  1. ^ a b c d Gerhard Kortum (1996). "The German Challenger of Neptune". The History of Oceanography Newsletter (8). 
  2. ^ "Periods of investigation". Biofar Royndarstøðin. May 23, 2005. 
  3. ^ Richard Corfield (2008). "The chemist who saved biology". Chemistry World (February): 56–60. 
  4. ^ Charles Wyville Thomson (1875). "Dr. R. Von Willemoes-Suhm". Nature 13 (318): 88–89. doi:10.1038/013088a0. 
  5. ^ "Tomb of Dr. Rudolf von Willemoes-Suhm". Natural History Museum. 
  6. ^ "Letter from Rudolf von Willemoes-Suhm to C. T. von Siebold". Library of New South Wales. 1875. 

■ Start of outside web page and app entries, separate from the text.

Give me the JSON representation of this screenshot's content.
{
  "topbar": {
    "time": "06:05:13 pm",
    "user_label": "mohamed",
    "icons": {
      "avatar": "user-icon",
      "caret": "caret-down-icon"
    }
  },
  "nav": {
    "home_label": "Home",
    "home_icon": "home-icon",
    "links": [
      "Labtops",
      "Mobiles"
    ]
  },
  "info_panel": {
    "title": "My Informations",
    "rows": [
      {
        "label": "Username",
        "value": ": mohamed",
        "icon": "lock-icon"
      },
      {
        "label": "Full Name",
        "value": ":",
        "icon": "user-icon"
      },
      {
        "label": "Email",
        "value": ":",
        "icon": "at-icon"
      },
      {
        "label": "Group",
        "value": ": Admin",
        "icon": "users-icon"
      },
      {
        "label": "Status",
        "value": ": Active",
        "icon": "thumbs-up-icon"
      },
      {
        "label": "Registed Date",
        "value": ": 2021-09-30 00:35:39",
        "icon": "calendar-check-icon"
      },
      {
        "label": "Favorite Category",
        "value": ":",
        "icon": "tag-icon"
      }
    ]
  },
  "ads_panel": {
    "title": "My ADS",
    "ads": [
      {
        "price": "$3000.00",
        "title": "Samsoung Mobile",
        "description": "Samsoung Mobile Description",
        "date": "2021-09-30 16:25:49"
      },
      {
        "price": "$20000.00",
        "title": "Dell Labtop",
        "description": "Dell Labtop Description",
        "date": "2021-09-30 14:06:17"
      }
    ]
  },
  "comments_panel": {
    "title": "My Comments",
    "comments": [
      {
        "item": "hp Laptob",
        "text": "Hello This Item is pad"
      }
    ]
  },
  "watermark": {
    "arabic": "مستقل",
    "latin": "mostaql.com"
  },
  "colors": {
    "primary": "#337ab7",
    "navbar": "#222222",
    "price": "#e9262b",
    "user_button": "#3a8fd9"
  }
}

  7. ^ Glenn M. Stein (March 22, 2009). "The Challenger Medal Roll (1895)".